Continue reading “Sunday Salon: Catching up”
Negroland: a Memoir
by Margo Jefferson
This is an unusual memoir. It’s heavily stylised, experimental even, but it’s also rather scholarly in its approach to the historical context of Jefferson’s own life.
Margo Jefferson was born in 1947 and raised in a well-to-do black family in Chicago, part of a black elite society with its own specific rules, norms and challenges. And this is what she documents. It’s an unusual subject for a memoir, and in keeping with that, often doesn’t feel like a memoir at all. Jefferson doesn’t bare her soul, or reveal any shocking family secrets. She doesn’t even stick to first person, slipping in and out of referring to herself in the third person.
There is a lot of background information provided about the formation of America’s black elite, which at first felt a little excessive and/or dry until I realised how recent it all was, and in fact most of the people she refers to turn out to be family friends. There is also a lot about physical appearance – how people with different types of hair handled it, how nuances of skin colour and facial shape could affect your place in society. Usually I could not be less interested in hair and make-up, but of course its relevance to this story is rather different. Because even though Jefferson was and is rich, educated and well-connected, she and her friends and family cannot get away from the fact that they are black and therefore different.
Continue reading “I still find “Negro” a word of wonders, glorious and terrible”
The Price of Salt
by Patricia Highsmith
Way back in the mists of time – 2005, maybe? – I read The Talented Mr Ripley by Patricia Highsmith for an old book club. I enjoyed it but wasn’t bowled over, so for a long time felt no urgency to try Highsmith again. This is despite one of my favourite films – Strangers on a Train – being based on a Highsmith book, not to mention regular mentions of her work by book bloggers whose taste I often share.

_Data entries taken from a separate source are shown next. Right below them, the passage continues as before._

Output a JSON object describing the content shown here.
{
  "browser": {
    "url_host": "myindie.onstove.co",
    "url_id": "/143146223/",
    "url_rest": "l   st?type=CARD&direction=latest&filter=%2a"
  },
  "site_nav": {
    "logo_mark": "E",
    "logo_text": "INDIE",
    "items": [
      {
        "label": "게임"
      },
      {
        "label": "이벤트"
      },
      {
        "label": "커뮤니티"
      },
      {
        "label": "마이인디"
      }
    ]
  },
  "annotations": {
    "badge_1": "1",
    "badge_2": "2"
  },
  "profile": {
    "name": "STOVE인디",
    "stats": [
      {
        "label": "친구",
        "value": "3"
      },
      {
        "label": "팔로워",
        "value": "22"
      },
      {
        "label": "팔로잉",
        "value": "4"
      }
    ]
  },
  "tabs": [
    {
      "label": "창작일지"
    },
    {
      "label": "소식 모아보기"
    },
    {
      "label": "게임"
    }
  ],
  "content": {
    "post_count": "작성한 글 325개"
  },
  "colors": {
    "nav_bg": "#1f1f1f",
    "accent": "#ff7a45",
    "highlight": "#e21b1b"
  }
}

Finally, when the film Carol came out in 2015, based on this novel, the sudden rush of reviews of The Price of Salt persuaded me to give it a go. And I am so glad that I did. I loved this unreservedly and am eagerly adding more Highsmith novels to my wishlist now.

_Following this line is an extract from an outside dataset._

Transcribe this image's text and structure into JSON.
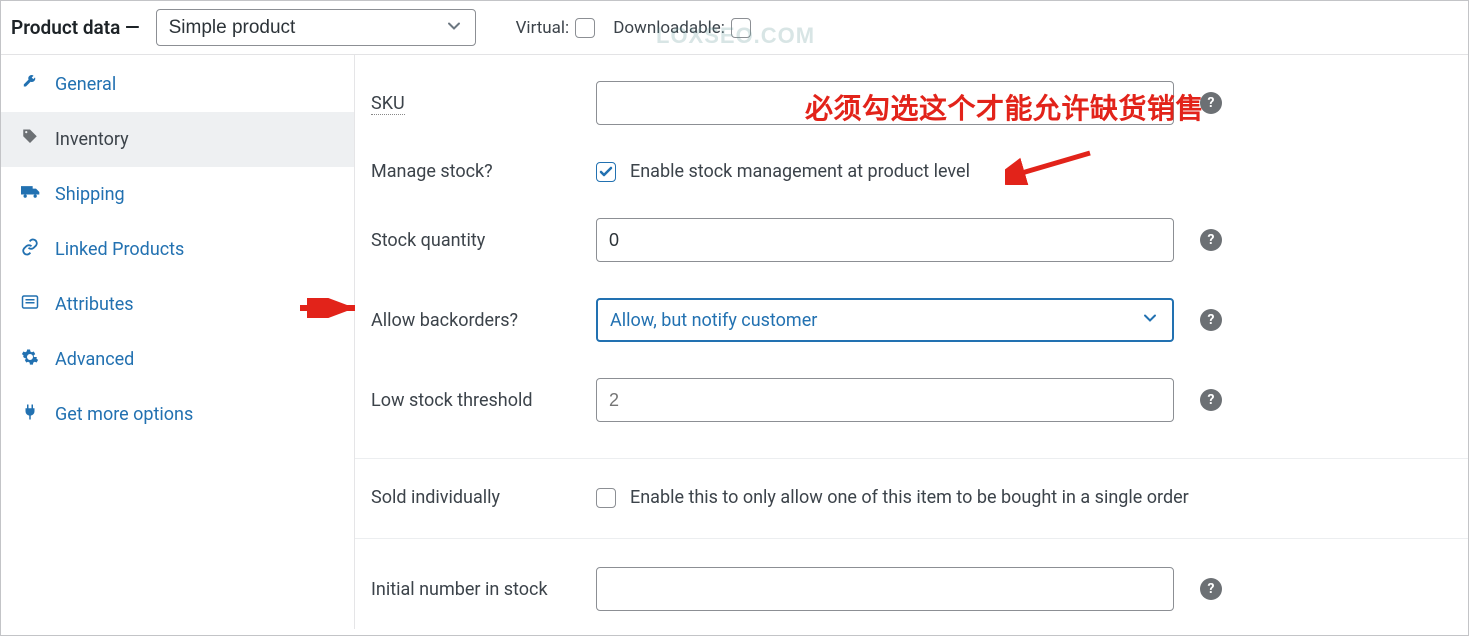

The story is told from the perspective of Therese, a young woman who, when the novel opens, is working in a New York City department store as a temporary Christmas job, though her ambition is to be a set designer. She sees Richard most days – an art student who she thinks of as her best friend and who thinks of her as his future wife. But that disparity doesn’t matter until the day Carol comes into the store. In their brief interaction, Therese is so bowled over that she immediately finds a way to get in touch with Carol, to instigate another meeting.
Continue reading “There was not a moment when she did not see Carol in her mind”
by Sarah Oleksyk
This is an indie comic about a girl in her final year of high school going through a crisis. It’s hardly an original basis and yet this book feels fresh and new, and above all honest.
Ivy is snarky and difficult with everyone, even her closest friends. The only class at school that she likes is art, but her (single) mother is adamant that she not apply to art schools, only business schools. This comes from a place of love, because Ivy’s mother dropped out of high school, never got a degree and now works long hours in jobs she hates and rarely sees her daughter. But of course Ivy only sees the part where she rarely sees her mother and when she does they fight.
Ivy hates the star of her art class, Charlotte, for “trying too hard”. She hates her maths teacher for calling her out on not paying attention in class. She hates her friends Brad and Marisa for hanging out without her sometimes. She doesn’t hate Josh, the cute guy she meets at a college open day.
Continue reading “I’d rather be alone than with you jerks”